Copyright Office Shows No Love for Google Books Deal
The U.S. Copyright office expressed concern Thursday over Google's settlement with authors and publishers for digital title rights. In a hearing by the House Judiciary Committee, the federal government's copyright authority said the deal could pave the way for Google to scan books into the future in a manner that would go beyond fair use.
"We realized that the settlement was not really a settlement at all, in as much as settlements resolve acts that have happened in the past and were at issue in the underlying infringement suits," said Marybeth Peters of the Copyright Office in the hearing. Here's the text (pdf) of her remarks.

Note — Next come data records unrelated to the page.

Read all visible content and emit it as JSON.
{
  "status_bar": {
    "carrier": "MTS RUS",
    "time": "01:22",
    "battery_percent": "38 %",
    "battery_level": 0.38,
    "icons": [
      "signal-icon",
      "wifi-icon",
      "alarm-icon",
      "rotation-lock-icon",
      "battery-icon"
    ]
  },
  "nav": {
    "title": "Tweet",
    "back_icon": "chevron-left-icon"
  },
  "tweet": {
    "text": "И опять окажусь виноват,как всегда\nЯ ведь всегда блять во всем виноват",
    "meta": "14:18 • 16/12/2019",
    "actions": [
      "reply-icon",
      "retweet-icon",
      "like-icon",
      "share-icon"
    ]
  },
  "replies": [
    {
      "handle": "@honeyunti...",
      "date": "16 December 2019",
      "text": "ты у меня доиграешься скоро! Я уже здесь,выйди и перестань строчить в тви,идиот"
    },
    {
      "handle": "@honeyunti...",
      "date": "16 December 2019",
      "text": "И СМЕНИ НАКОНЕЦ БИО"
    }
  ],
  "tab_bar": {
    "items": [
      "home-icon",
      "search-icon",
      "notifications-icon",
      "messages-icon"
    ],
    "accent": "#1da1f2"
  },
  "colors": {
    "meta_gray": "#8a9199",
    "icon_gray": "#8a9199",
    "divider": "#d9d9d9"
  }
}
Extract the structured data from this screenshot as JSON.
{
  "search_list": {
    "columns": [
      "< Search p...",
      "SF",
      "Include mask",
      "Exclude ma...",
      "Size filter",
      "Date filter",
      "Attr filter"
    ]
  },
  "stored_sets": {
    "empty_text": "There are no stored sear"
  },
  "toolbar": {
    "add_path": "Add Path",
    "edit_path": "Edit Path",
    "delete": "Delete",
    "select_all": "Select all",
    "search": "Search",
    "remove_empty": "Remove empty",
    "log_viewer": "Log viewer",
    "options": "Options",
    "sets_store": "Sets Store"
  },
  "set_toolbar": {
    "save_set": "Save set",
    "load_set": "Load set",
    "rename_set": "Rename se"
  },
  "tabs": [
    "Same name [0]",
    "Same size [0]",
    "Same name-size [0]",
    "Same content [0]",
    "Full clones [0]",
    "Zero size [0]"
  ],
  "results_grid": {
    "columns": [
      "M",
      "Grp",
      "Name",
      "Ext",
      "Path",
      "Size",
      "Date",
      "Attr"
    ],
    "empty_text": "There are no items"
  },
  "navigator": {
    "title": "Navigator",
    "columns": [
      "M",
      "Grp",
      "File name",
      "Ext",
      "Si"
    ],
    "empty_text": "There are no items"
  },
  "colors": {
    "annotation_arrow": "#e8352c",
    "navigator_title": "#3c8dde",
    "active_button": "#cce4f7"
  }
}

"Instead, the so-called settlement would create mechanisms by which Google could continue to scan with impunity, well into the future, and to our great surprise, create yet additional commercial products without the prior consent of rights holders."
September 10, 2009; 12:29 PM ET
Previous: Oracle Counters Europe Probe of Sun Deal With Ad Campaign | Next: Do U.S. Cell Phone Users Pay More?
Get This Widget >>
Blogs That Reference This Entry
TrackBack URL for this entry:
Please email us to report offensive comments.
The comments to this entry are closed.